Nevertheless, you do feel that their new-ish family life should be progressing like any other neighbouring couple, as they idly watch Tellytubbies and the X Factor. We see Neil and Louise treat themselves to fish and chips and try to live a normal and light-hearted a life as is possible, which in large part they do.
The camera sometimes leaves the confines of the house, and focuses on a bird hopping around the lawn, or frames the garden rimed with frost. Or it pans outside the window, to scale up a pallid mackerel sky, one of those fresh, rainless winter evenings, veined with the suggestion of early darkness. These are transient, tremulous moments also worth recording, a break from Neil’s trying situation, inside the window.
Even before you see Neil, you hear the eerie, relentless sound of the ventilator, a bleak mood music that endures throughout. When we hear Neil talk, we also must hear the tidal coming and going of the ventilator. He talks with some difficulty, given that his nose has tubes attached to it at all times.
Early in I Am Breathing, Neil denounces his voice-activated software as “a piece of shit.” But he only gives up instructing it after telling it repeatedly that he wants the three words “at our end” to appear.
“Things have not gone awry at our end” is the phrase he wants. While the software hears the first few words, it continually mis-hears and prints something else instead of “at our end.” So he gives up. The next time you curse your computer screen, just think about Neil.

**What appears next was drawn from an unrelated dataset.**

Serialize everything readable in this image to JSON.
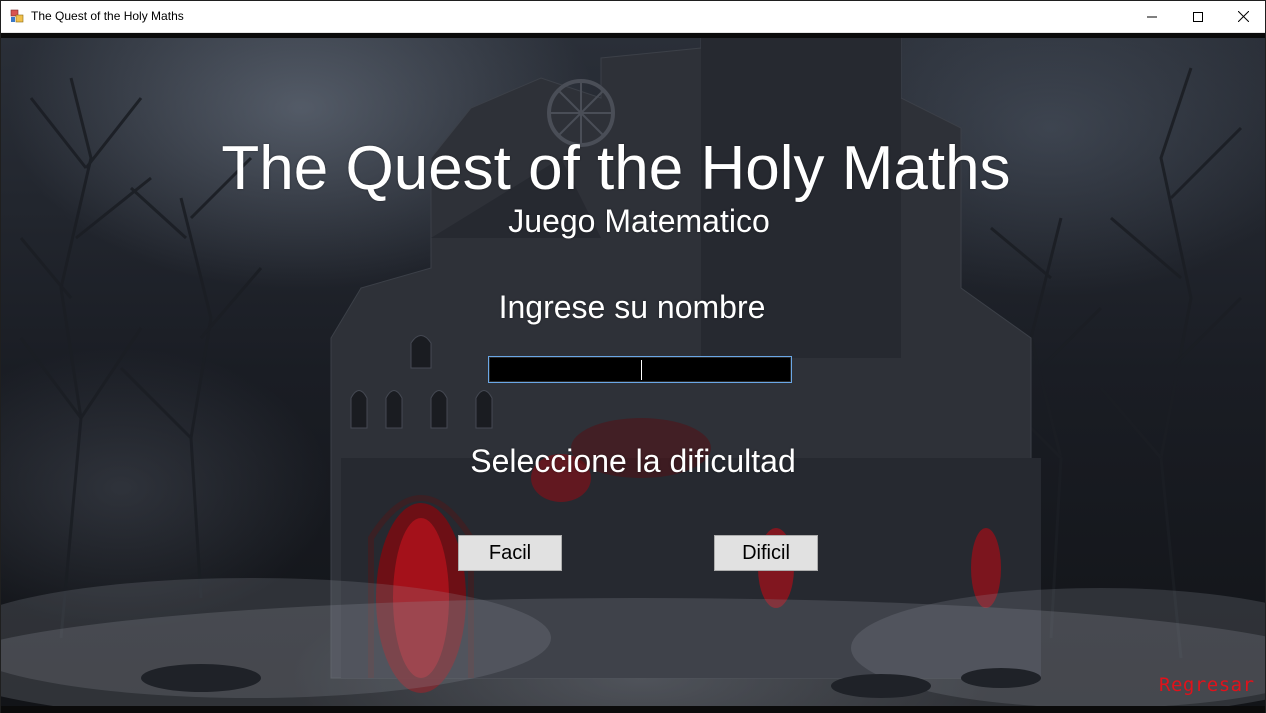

He finally died on February 25, 2009, at 34 years of age, a year after diagnosis.
I Am Breathing is a profoundly resonant, and even curiously life-affirming film, in its own, poetic, elusive way.
The documentary will be screened as part of a special global screening at 6.00 pm tomorrow, June 21, in The Lighthouse, Dublin.
A limited run of further screenings commences at The Lightouse on Friday June 28.
The aim is to raise awareness about Motor Neurone Disease (MND), also known as Amyotrophic Lateral Sclerosis (ALS) or Lou Gehrig's disease.www.iambreathingfilm.com